  3. Freedom from pain, injury or disease by prevention or rapid diagnosis and treatment
  4. Freedom to express (most) normal behaviour by providing sufficient space, proper facilities and company of the animal's own kind
  5. Freedom from fear and distress by ensuring conditions and treatment which avoid mental suffering


In 1965, the UK government commissioned an investigation, led by Professor Roger Brambell, into the welfare of intensively farmed animals, partly in response to concerns raised in Ruth Harrison's 1964 book, Animal Machines. The Brambell Report stated that animals should have the freedom to "stand up, lie down, turn around, groom themselves and stretch their limbs".[1] This short recommendation became known as Brambell's Five Freedoms.

As a result of the report, the Farm Animal Welfare Advisory Committee was created to monitor the livestock production sector. In July 1979, this was replaced by the Farm Animal Welfare Council, and by the end of that year, the five freedoms had been codified into the recognisable list format.[5]

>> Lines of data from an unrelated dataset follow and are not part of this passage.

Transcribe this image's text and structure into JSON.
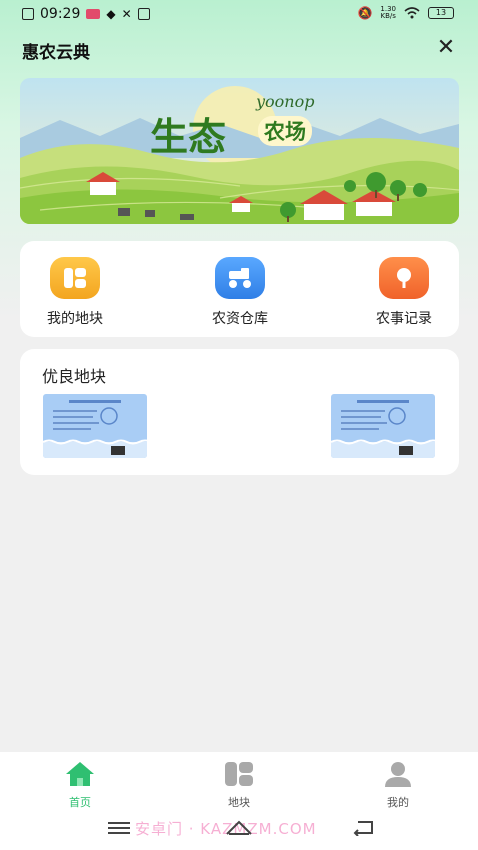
{
  "status_bar": {
    "time": "09:29",
    "net_speed_value": "1.30",
    "net_speed_unit": "KB/s",
    "battery": "13"
  },
  "header": {
    "title": "惠农云典",
    "close_icon": "close-icon"
  },
  "banner": {
    "title_main": "生态",
    "title_sub": "农场",
    "brand": "yoonop"
  },
  "menu": [
    {
      "label": "我的地块",
      "icon": "plot-icon",
      "color": "#f7b52b"
    },
    {
      "label": "农资仓库",
      "icon": "tractor-icon",
      "color": "#3a8ff0"
    },
    {
      "label": "农事记录",
      "icon": "tree-icon",
      "color": "#f5732b"
    }
  ],
  "plots": {
    "title": "优良地块"
  },
  "tabbar": {
    "tabs": [
      {
        "label": "首页",
        "icon": "home-icon",
        "active": true
      },
      {
        "label": "地块",
        "icon": "plots-icon",
        "active": false
      },
      {
        "label": "我的",
        "icon": "user-icon",
        "active": false
      }
    ],
    "active_color": "#2fbf71",
    "inactive_color": "#555555"
  },
  "watermark": "安卓门 · KAZMZM.COM"
}
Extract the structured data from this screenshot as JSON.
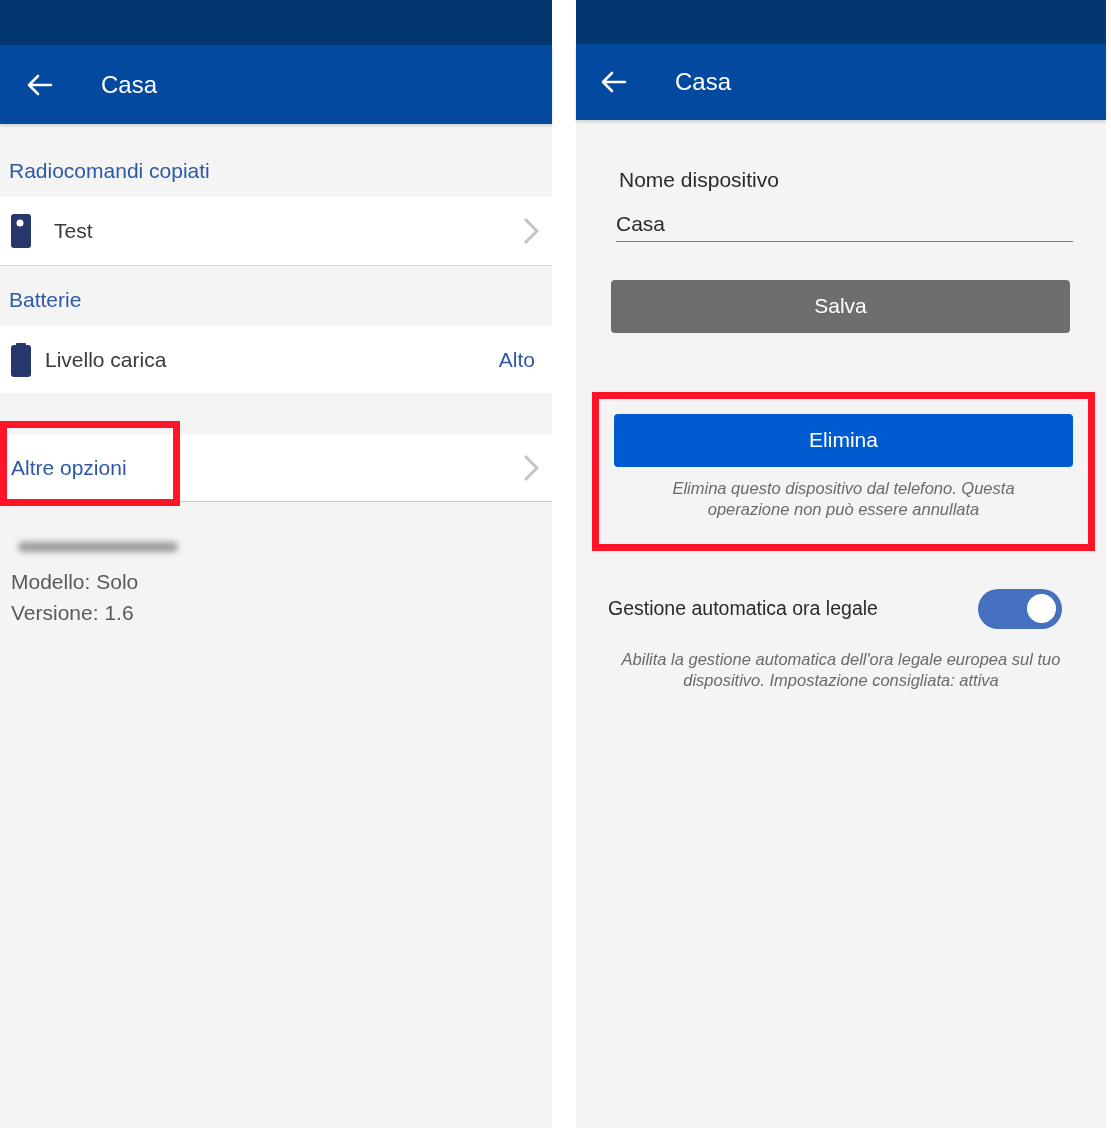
{
  "left_screen": {
    "header": {
      "title": "Casa"
    },
    "sections": [
      {
        "heading": "Radiocomandi copiati",
        "rows": [
          {
            "kind": "remote",
            "label": "Test"
          }
        ]
      },
      {
        "heading": "Batterie",
        "rows": [
          {
            "kind": "battery",
            "label": "Livello carica",
            "value": "Alto"
          }
        ]
      }
    ],
    "more_options": {
      "label": "Altre opzioni",
      "highlighted": true
    },
    "info": [
      "Modello: Solo",
      "Versione: 1.6"
    ]
  },
  "right_screen": {
    "header": {
      "title": "Casa"
    },
    "name_field": {
      "label": "Nome dispositivo",
      "value": "Casa"
    },
    "save_button": "Salva",
    "delete": {
      "button": "Elimina",
      "note": "Elimina questo dispositivo dal telefono. Questa operazione non può essere annullata",
      "highlighted": true
    },
    "toggle": {
      "label": "Gestione automatica ora legale",
      "on": true,
      "note": "Abilita la gestione automatica dell'ora legale europea sul tuo dispositivo. Impostazione consigliata: attiva"
    }
  }
}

  1. ^ a b c "Five freedoms". Farm Animal Welfare Committee. 
  2. ^ "Code of Good Veterinary Practice" (PDF). Federation of Veterinarians of Europe. 
  3. ^ "Introduction to the recommendations for animal welfare". World Organisation for Animal Health. 
  4. ^ "Animal welfare worldwide". RSPCA. 
  5. ^ "Press Statement" (PDF). Farm Animal Welfare Council. 1979-12-05.